British Columbia

District debates whether councillors should disclose developers' donations

The policy, if enacted, would go further than any other Metro Vancouver municipality for disclosure rules.

Policy, if enacted, would go further than any other Metro Vancouver municipality; motion was deferred Monday

The District of North Vancouver's last municipal election centred around the pace of growth in the predominantly suburban community. (Justin McElroy/CBC)

A precedent-setting motion by a District of North Vancouver councillor on disclosing donations from developers was deferred on Monday night. 

Coun. Jim Hanson's motion argued it would "foster greater transparency and accountability" if staff put together a policy that would do the following:

  • If a development proposal comes forward to a vote, make councillors disclose prior to the vote what donations they got from people associated with the applicant company. 
  • Put an online link on each councillor's biography linking to campaign disclosure statements.
  • Encourage councillors to recuse themselves from votes involving development companies that had owners, directors, employees who gave them money, or family members of those groups.

The policy, if enacted, would go further than any other Metro Vancouver municipality for disclosure rules. 

However, it was sent back to a future workshop meeting following a 90-minute debate.

'Justice … must be seen to be done'

Corporate and union donations to municipal politicians were banned prior to last election, but owners, employees and family members of development companies can still donate the maximum $1,200 to councillors.

Hanson said that could create the perception of a conflict of interest on contentious land-use debates.

"Justice must not only be done, but must be seen to be done," he said. 

"The feedback that has come to me is for people to receive money from a development company, directly or indirectly, and then to sit in a quasi-judicial role ... as judges of rezoning, puts forward an appearance of conflict. And I believe we can set ourselves to a higher standard."

'It's all about politics' 

Hanson's report to council specifically cited the Building Bridges party, which includes Coun. Mathew Bond, as a recepient of donations "from persons associated with corporations engaged in real estate development."

Last year's election campaign in the District of North Vancouver centred around the pace of development, and Bond accused the motion of being politically motivated. 

"The most transparent thing about this motion is it has nothing to do with transparency: It's all about politics," he said. 

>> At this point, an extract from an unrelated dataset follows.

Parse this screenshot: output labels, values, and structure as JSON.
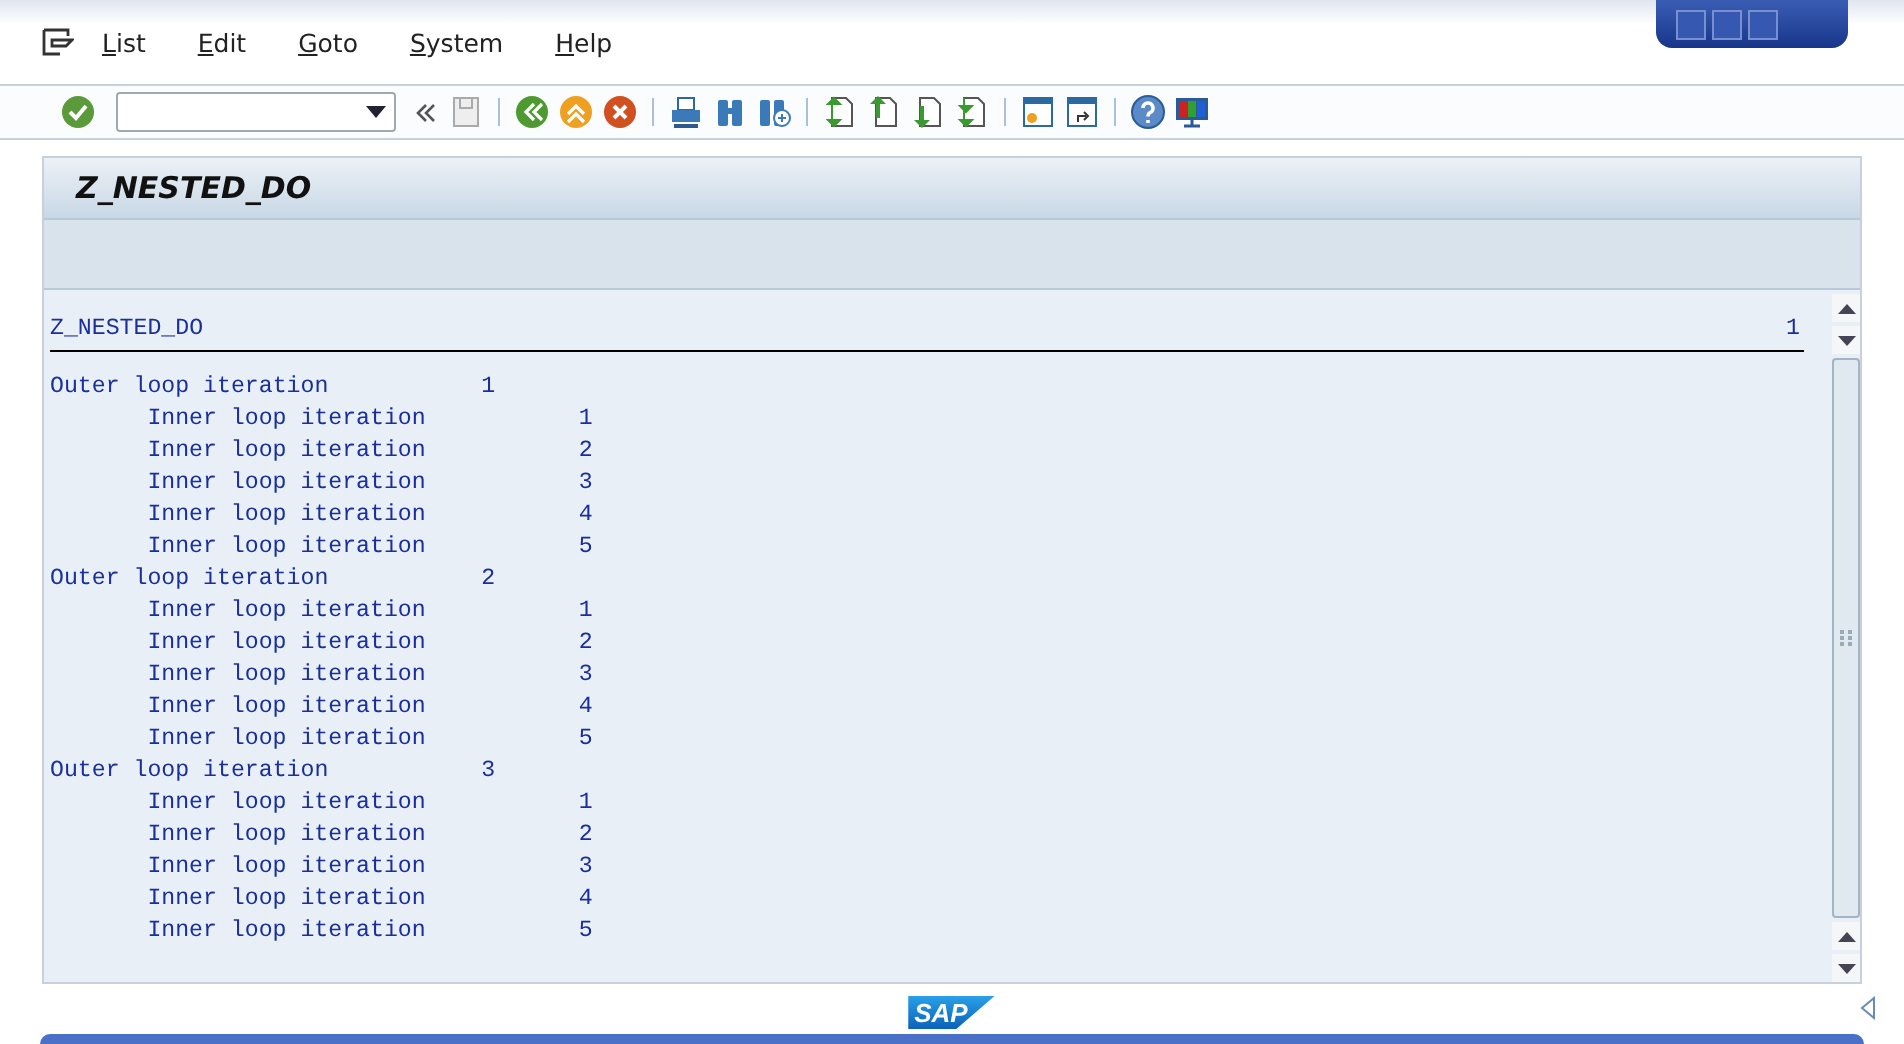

Bond argued that the district already had appropriate code of conduct rules that guided councillors, and argued that if council was concerned about disclosing conflict of interests, it should extend the legislation to include ties to businesses or unions that could benefit from council votes. 

"This motion doesn't address those perceptions of interest," he said. 

District of North Vancouver Mayor Mike Little says he approved the spirit of the motion, and supported some of the clauses, but said it was too broad as written. (Christian Amundson/CBC)

Division, confusion, referral

Hanson's motion, as presented, failed to receive full support for all its parts.

Councillors were divided on whether the motion should explicitly mention the development community, or extend more broadly to other businesses that could have vested interests in decision by council. 

In addition, Mayor Mike Little said the parts involving councillors having to proactively disclose connections before any vote — and connections including employees and employee family members — were too vague to be implemented effectively.

However, he applauded the overall spirit of the motion. 

"Far too often we've seen patterns where people who have proposals coming to council are donating to campaigns. They're not donating out of the kindness of their heart," he said. 

"There's no confusion on the part of the donor over why they're campaigning ... in some cases, they have a vested interest."